By Andy Dobson
I believe it is important to respond to my colleague Joe Greenberg’s guest opinion article “N.J. bill should make distinction between old ivory and new” (July 12).
At present, we are facing the genocide of Africa’s elephants. Anybody who buys any sort of ivory is enhancing the risk that future generations will live in a world without elephants. Trade in any form of elephant products increases the demand for more elephants to be killed.
The relatively small market in antique ivory should not be affected by proposed legislation to ban trade in ivory products in New Jersey. The handful of experts resident in the state should be able to readily differentiate between antique Asian works of art (i.e., the netsuke and okimono carvings mentioned by Greenberg), and more recent imitations and forgeries. Indeed, these experts could perform a valuable service by helping dealers and law-enforcement officials identify forgeries.
It is ridiculous to propose that the antiques dealers of New Jersey will be driven to economic extinction if the law does not differentiate between antique and more recent “blood ivory” — ivory that is often intimately associated with terrorism and human rights abuses in Africa.
If antiques dealers need to run so fine a moral gauntlet for their businesses to remain viable, it suggests to me that either their business plans are so poorly developed that economic extinction is already on the horizon or perhaps we should look at other moral ambiguities in their merchandise: So, where do those diamonds come from ... and how old is that antique ring?
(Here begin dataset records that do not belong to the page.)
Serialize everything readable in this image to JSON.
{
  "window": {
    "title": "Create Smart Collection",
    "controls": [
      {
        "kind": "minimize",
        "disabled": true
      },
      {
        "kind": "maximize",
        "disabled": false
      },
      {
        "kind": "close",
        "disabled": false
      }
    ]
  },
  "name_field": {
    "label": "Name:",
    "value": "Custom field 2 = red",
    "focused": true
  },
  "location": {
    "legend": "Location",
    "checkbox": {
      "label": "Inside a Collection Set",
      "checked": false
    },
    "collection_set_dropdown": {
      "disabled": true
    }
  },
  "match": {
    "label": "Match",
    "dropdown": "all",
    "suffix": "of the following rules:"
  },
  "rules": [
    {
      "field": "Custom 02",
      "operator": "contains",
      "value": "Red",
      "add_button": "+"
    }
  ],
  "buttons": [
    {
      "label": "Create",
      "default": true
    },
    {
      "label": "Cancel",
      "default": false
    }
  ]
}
The proposed legislation to ban trade in ivory in New Jersey will set a strong precedent to other states to pass similar legislation; it will send a message that China needs to hear that all trade in ivory, elephant and other endangered species, is illegal, unethical and ultimately unsustainable.
I strongly urge Gov. Christie to sign measure S2012 now on his desk. It will make a big difference for elephants and send a strong message that trade in New Jersey is vibrant but bounded by strong ethical considerations.
Andy Dobson is a professor at Princeton University. He has taught courses on conservation biology and population ecology and has worked on elephants and the ivory trade for more than 25 years.